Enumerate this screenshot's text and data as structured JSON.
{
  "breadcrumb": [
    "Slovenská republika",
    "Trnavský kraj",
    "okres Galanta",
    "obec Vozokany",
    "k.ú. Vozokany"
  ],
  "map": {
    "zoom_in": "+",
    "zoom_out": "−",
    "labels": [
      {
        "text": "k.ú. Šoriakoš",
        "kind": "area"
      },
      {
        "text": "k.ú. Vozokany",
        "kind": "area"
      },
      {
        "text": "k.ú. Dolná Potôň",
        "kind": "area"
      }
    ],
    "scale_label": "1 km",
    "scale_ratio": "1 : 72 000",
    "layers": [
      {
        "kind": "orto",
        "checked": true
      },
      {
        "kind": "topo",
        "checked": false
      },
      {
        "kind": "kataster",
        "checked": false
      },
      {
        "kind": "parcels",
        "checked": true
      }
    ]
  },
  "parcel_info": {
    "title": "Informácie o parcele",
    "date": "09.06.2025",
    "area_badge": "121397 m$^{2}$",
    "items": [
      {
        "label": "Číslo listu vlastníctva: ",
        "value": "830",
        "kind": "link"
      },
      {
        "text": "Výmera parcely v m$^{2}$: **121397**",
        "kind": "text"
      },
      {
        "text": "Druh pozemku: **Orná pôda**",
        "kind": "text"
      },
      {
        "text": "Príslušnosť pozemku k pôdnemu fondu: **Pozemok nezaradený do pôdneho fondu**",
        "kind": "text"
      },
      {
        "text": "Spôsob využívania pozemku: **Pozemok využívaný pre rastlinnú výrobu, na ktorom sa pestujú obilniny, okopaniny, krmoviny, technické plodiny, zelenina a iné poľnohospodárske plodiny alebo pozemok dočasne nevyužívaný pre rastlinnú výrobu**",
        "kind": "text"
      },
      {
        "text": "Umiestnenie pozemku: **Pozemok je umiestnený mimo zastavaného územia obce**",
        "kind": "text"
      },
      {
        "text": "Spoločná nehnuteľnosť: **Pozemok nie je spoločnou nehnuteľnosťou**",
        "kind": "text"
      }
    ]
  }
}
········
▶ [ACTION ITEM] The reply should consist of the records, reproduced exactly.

▶ [OUTPUT FOR THIS EXERCISE]
Enumerate this screenshot's text and data as structured JSON.
{
  "breadcrumb": [
    "Slovenská republika",
    "Trnavský kraj",
    "okres Galanta",
    "obec Vozokany",
    "k.ú. Vozokany"
  ],
  "map": {
    "zoom_in": "+",
    "zoom_out": "−",
    "labels": [
      {
        "text": "k.ú. Šoriakoš",
        "kind": "area"
      },
      {
        "text": "k.ú. Vozokany",
        "kind": "area"
      },
      {
        "text": "k.ú. Dolná Potôň",
        "kind": "area"
      }
    ],
    "scale_label": "1 km",
    "scale_ratio": "1 : 72 000",
    "layers": [
      {
        "kind": "orto",
        "checked": true
      },
      {
        "kind": "topo",
        "checked": false
      },
      {
        "kind": "kataster",
        "checked": false
      },
      {
        "kind": "parcels",
        "checked": true
      }
    ]
  },
  "parcel_info": {
    "title": "Informácie o parcele",
    "date": "09.06.2025",
    "area_badge": "121397 m$^{2}$",
    "items": [
      {
        "label": "Číslo listu vlastníctva: ",
        "value": "830",
        "kind": "link"
      },
      {
        "text": "Výmera parcely v m$^{2}$: **121397**",
        "kind": "text"
      },
      {
        "text": "Druh pozemku: **Orná pôda**",
        "kind": "text"
      },
      {
        "text": "Príslušnosť pozemku k pôdnemu fondu: **Pozemok nezaradený do pôdneho fondu**",
        "kind": "text"
      },
      {
        "text": "Spôsob využívania pozemku: **Pozemok využívaný pre rastlinnú výrobu, na ktorom sa pestujú obilniny, okopaniny, krmoviny, technické plodiny, zelenina a iné poľnohospodárske plodiny alebo pozemok dočasne nevyužívaný pre rastlinnú výrobu**",
        "kind": "text"
      },
      {
        "text": "Umiestnenie pozemku: **Pozemok je umiestnený mimo zastavaného územia obce**",
        "kind": "text"
      },
      {
        "text": "Spoločná nehnuteľnosť: **Pozemok nie je spoločnou nehnuteľnosťou**",
        "kind": "text"
      }
    ]
  }
}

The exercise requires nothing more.